[[ Records supplied open ]]

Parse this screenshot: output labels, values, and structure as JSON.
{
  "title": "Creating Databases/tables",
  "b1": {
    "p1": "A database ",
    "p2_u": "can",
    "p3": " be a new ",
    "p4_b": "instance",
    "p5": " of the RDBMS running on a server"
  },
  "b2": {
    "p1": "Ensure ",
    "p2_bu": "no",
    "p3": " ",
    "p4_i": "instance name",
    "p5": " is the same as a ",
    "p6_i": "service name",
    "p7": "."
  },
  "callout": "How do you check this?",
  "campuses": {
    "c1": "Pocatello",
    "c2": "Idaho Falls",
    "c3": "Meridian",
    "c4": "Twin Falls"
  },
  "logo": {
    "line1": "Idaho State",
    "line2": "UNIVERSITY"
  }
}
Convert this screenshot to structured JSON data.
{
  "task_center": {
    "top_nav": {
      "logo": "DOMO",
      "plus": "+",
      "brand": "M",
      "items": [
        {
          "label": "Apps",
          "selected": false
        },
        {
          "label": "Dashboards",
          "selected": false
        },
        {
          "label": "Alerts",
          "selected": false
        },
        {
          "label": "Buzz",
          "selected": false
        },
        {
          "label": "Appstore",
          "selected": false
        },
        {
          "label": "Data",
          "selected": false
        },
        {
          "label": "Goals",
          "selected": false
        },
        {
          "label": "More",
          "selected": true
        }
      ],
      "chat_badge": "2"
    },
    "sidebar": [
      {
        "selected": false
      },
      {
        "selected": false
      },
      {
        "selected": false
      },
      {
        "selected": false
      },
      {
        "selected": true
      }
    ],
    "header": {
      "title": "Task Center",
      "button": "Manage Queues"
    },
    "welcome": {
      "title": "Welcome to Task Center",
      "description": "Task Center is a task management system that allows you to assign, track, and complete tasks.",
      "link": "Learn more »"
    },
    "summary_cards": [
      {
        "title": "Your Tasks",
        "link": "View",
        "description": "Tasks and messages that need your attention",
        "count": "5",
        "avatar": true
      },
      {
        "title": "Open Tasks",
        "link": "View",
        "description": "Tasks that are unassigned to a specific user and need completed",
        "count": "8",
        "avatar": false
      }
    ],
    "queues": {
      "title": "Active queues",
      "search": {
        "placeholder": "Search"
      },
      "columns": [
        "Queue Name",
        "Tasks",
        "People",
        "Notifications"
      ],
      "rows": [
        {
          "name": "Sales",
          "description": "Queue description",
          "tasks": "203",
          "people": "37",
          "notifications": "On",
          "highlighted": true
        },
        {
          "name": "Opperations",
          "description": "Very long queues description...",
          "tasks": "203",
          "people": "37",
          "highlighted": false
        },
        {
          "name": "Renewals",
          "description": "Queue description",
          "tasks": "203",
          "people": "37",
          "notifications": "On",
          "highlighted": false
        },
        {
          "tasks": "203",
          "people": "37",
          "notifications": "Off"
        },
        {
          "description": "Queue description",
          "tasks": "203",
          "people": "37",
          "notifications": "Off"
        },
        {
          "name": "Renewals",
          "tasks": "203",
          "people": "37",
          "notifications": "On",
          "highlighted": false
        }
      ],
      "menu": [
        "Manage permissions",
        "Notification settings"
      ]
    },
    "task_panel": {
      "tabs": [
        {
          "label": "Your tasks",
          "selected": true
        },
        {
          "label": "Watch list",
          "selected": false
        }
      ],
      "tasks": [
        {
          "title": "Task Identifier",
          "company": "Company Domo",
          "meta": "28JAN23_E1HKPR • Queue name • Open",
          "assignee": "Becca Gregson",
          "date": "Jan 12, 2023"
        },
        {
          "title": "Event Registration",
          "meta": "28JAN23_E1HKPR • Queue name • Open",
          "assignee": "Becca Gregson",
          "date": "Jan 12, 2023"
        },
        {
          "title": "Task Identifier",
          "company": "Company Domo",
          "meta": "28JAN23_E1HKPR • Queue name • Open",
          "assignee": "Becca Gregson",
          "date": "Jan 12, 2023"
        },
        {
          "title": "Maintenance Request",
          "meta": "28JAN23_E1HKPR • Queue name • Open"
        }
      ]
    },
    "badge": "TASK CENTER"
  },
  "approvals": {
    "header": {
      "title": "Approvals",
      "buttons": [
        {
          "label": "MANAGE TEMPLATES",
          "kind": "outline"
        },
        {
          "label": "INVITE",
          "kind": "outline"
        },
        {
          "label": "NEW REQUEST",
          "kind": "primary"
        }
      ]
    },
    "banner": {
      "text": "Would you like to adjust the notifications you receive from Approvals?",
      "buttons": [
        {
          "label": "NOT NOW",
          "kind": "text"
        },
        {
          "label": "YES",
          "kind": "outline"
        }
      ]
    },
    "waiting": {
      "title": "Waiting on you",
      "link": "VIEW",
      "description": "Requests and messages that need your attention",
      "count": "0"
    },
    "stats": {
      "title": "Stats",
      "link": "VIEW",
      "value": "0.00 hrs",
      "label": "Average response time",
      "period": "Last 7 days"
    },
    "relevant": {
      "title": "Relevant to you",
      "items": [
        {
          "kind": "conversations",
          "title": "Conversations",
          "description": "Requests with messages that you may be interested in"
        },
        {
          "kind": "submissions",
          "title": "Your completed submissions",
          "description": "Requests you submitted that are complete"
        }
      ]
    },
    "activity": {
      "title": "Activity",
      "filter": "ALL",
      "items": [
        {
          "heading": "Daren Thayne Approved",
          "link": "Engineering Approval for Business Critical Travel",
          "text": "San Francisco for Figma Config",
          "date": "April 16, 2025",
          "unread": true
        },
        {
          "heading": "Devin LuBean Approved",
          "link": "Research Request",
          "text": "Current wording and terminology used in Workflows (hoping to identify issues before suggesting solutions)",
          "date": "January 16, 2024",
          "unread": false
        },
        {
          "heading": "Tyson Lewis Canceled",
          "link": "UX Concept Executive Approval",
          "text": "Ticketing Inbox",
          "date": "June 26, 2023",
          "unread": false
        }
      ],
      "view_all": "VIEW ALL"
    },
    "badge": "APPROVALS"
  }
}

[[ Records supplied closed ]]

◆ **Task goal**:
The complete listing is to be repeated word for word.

◆ **Output**:
Parse this screenshot: output labels, values, and structure as JSON.
{
  "title": "Creating Databases/tables",
  "b1": {
    "p1": "A database ",
    "p2_u": "can",
    "p3": " be a new ",
    "p4_b": "instance",
    "p5": " of the RDBMS running on a server"
  },
  "b2": {
    "p1": "Ensure ",
    "p2_bu": "no",
    "p3": " ",
    "p4_i": "instance name",
    "p5": " is the same as a ",
    "p6_i": "service name",
    "p7": "."
  },
  "callout": "How do you check this?",
  "campuses": {
    "c1": "Pocatello",
    "c2": "Idaho Falls",
    "c3": "Meridian",
    "c4": "Twin Falls"
  },
  "logo": {
    "line1": "Idaho State",
    "line2": "UNIVERSITY"
  }
}
Convert this screenshot to structured JSON data.
{
  "task_center": {
    "top_nav": {
      "logo": "DOMO",
      "plus": "+",
      "brand": "M",
      "items": [
        {
          "label": "Apps",
          "selected": false
        },
        {
          "label": "Dashboards",
          "selected": false
        },
        {
          "label": "Alerts",
          "selected": false
        },
        {
          "label": "Buzz",
          "selected": false
        },
        {
          "label": "Appstore",
          "selected": false
        },
        {
          "label": "Data",
          "selected": false
        },
        {
          "label": "Goals",
          "selected": false
        },
        {
          "label": "More",
          "selected": true
        }
      ],
      "chat_badge": "2"
    },
    "sidebar": [
      {
        "selected": false
      },
      {
        "selected": false
      },
      {
        "selected": false
      },
      {
        "selected": false
      },
      {
        "selected": true
      }
    ],
    "header": {
      "title": "Task Center",
      "button": "Manage Queues"
    },
    "welcome": {
      "title": "Welcome to Task Center",
      "description": "Task Center is a task management system that allows you to assign, track, and complete tasks.",
      "link": "Learn more »"
    },
    "summary_cards": [
      {
        "title": "Your Tasks",
        "link": "View",
        "description": "Tasks and messages that need your attention",
        "count": "5",
        "avatar": true
      },
      {
        "title": "Open Tasks",
        "link": "View",
        "description": "Tasks that are unassigned to a specific user and need completed",
        "count": "8",
        "avatar": false
      }
    ],
    "queues": {
      "title": "Active queues",
      "search": {
        "placeholder": "Search"
      },
      "columns": [
        "Queue Name",
        "Tasks",
        "People",
        "Notifications"
      ],
      "rows": [
        {
          "name": "Sales",
          "description": "Queue description",
          "tasks": "203",
          "people": "37",
          "notifications": "On",
          "highlighted": true
        },
        {
          "name": "Opperations",
          "description": "Very long queues description...",
          "tasks": "203",
          "people": "37",
          "highlighted": false
        },
        {
          "name": "Renewals",
          "description": "Queue description",
          "tasks": "203",
          "people": "37",
          "notifications": "On",
          "highlighted": false
        },
        {
          "tasks": "203",
          "people": "37",
          "notifications": "Off"
        },
        {
          "description": "Queue description",
          "tasks": "203",
          "people": "37",
          "notifications": "Off"
        },
        {
          "name": "Renewals",
          "tasks": "203",
          "people": "37",
          "notifications": "On",
          "highlighted": false
        }
      ],
      "menu": [
        "Manage permissions",
        "Notification settings"
      ]
    },
    "task_panel": {
      "tabs": [
        {
          "label": "Your tasks",
          "selected": true
        },
        {
          "label": "Watch list",
          "selected": false
        }
      ],
      "tasks": [
        {
          "title": "Task Identifier",
          "company": "Company Domo",
          "meta": "28JAN23_E1HKPR • Queue name • Open",
          "assignee": "Becca Gregson",
          "date": "Jan 12, 2023"
        },
        {
          "title": "Event Registration",
          "meta": "28JAN23_E1HKPR • Queue name • Open",
          "assignee": "Becca Gregson",
          "date": "Jan 12, 2023"
        },
        {
          "title": "Task Identifier",
          "company": "Company Domo",
          "meta": "28JAN23_E1HKPR • Queue name • Open",
          "assignee": "Becca Gregson",
          "date": "Jan 12, 2023"
        },
        {
          "title": "Maintenance Request",
          "meta": "28JAN23_E1HKPR • Queue name • Open"
        }
      ]
    },
    "badge": "TASK CENTER"
  },
  "approvals": {
    "header": {
      "title": "Approvals",
      "buttons": [
        {
          "label": "MANAGE TEMPLATES",
          "kind": "outline"
        },
        {
          "label": "INVITE",
          "kind": "outline"
        },
        {
          "label": "NEW REQUEST",
          "kind": "primary"
        }
      ]
    },
    "banner": {
      "text": "Would you like to adjust the notifications you receive from Approvals?",
      "buttons": [
        {
          "label": "NOT NOW",
          "kind": "text"
        },
        {
          "label": "YES",
          "kind": "outline"
        }
      ]
    },
    "waiting": {
      "title": "Waiting on you",
      "link": "VIEW",
      "description": "Requests and messages that need your attention",
      "count": "0"
    },
    "stats": {
      "title": "Stats",
      "link": "VIEW",
      "value": "0.00 hrs",
      "label": "Average response time",
      "period": "Last 7 days"
    },
    "relevant": {
      "title": "Relevant to you",
      "items": [
        {
          "kind": "conversations",
          "title": "Conversations",
          "description": "Requests with messages that you may be interested in"
        },
        {
          "kind": "submissions",
          "title": "Your completed submissions",
          "description": "Requests you submitted that are complete"
        }
      ]
    },
    "activity": {
      "title": "Activity",
      "filter": "ALL",
      "items": [
        {
          "heading": "Daren Thayne Approved",
          "link": "Engineering Approval for Business Critical Travel",
          "text": "San Francisco for Figma Config",
          "date": "April 16, 2025",
          "unread": true
        },
        {
          "heading": "Devin LuBean Approved",
          "link": "Research Request",
          "text": "Current wording and terminology used in Workflows (hoping to identify issues before suggesting solutions)",
          "date": "January 16, 2024",
          "unread": false
        },
        {
          "heading": "Tyson Lewis Canceled",
          "link": "UX Concept Executive Approval",
          "text": "Ticketing Inbox",
          "date": "June 26, 2023",
          "unread": false
        }
      ],
      "view_all": "VIEW ALL"
    },
    "badge": "APPROVALS"
  }
}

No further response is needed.